Problem to work on:
Would you filter these records and copy every line that has the word "type"?

[Entries from a dataset of interfaces]
....
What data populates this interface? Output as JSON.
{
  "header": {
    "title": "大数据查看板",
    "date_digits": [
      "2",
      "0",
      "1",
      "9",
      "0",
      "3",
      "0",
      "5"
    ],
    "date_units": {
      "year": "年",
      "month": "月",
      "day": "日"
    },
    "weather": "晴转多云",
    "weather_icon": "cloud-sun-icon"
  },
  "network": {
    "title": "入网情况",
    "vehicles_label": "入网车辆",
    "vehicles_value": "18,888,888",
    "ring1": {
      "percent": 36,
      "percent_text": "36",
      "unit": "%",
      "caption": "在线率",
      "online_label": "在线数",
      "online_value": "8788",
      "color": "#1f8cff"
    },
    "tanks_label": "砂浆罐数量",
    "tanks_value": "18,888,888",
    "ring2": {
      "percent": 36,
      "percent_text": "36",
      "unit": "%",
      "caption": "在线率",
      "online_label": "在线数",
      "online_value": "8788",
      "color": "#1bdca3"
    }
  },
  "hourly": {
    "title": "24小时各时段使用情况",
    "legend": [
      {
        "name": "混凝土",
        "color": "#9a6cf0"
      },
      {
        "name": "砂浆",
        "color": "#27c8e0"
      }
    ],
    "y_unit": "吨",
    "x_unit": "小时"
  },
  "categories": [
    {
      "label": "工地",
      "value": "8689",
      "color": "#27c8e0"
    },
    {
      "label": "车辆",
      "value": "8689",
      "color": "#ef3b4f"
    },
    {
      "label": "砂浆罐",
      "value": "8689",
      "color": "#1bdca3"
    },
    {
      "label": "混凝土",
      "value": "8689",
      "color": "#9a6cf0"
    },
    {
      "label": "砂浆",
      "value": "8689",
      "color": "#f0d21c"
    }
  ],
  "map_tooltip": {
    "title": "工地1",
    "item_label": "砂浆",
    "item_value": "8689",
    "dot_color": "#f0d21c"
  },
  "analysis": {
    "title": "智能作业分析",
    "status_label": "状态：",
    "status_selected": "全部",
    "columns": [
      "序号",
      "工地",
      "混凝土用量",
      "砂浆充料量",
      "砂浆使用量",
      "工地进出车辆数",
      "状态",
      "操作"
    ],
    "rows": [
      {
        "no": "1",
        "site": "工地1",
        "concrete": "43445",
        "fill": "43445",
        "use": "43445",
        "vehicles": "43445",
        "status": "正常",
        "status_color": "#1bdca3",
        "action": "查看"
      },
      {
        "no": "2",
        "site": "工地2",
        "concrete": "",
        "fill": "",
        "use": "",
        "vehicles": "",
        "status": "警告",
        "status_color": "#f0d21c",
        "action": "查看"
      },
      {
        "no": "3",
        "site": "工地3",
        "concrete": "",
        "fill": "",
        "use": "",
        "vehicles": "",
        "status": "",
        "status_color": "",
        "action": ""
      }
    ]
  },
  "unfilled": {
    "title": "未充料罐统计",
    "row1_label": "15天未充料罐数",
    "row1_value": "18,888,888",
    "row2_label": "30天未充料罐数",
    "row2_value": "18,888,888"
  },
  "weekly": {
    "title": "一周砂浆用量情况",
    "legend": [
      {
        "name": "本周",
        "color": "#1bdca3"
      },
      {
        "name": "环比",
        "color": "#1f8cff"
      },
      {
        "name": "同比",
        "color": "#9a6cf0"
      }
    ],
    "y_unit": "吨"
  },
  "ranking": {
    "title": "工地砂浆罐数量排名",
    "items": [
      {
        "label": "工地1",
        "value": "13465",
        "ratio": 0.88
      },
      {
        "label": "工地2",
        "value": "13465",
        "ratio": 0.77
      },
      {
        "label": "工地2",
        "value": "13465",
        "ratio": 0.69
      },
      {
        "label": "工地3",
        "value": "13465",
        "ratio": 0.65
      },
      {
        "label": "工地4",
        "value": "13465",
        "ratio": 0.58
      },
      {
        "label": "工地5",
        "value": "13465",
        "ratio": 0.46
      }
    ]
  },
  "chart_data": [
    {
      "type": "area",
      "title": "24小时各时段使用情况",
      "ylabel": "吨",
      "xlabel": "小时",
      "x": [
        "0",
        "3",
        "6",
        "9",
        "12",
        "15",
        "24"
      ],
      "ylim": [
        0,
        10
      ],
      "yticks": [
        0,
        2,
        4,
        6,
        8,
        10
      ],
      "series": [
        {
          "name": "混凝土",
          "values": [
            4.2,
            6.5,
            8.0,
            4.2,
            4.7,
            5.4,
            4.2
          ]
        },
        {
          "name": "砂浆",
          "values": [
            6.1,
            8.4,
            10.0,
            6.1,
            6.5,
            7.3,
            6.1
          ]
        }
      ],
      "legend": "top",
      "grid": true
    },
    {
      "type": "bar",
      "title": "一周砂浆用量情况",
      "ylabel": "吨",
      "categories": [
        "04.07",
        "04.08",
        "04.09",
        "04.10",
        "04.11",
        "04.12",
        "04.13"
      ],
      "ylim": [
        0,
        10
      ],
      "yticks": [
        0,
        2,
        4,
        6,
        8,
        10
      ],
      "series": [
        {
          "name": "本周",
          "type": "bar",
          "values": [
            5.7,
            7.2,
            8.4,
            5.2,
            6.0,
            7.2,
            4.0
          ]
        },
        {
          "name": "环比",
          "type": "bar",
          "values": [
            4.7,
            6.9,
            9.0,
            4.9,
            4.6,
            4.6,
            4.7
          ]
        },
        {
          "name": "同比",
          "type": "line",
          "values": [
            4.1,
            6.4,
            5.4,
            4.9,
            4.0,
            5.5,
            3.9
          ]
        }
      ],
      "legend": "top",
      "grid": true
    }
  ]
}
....
Answer for the task:
      "type": "area",
      "type": "bar",
          "type": "bar",
          "type": "bar",
          "type": "line",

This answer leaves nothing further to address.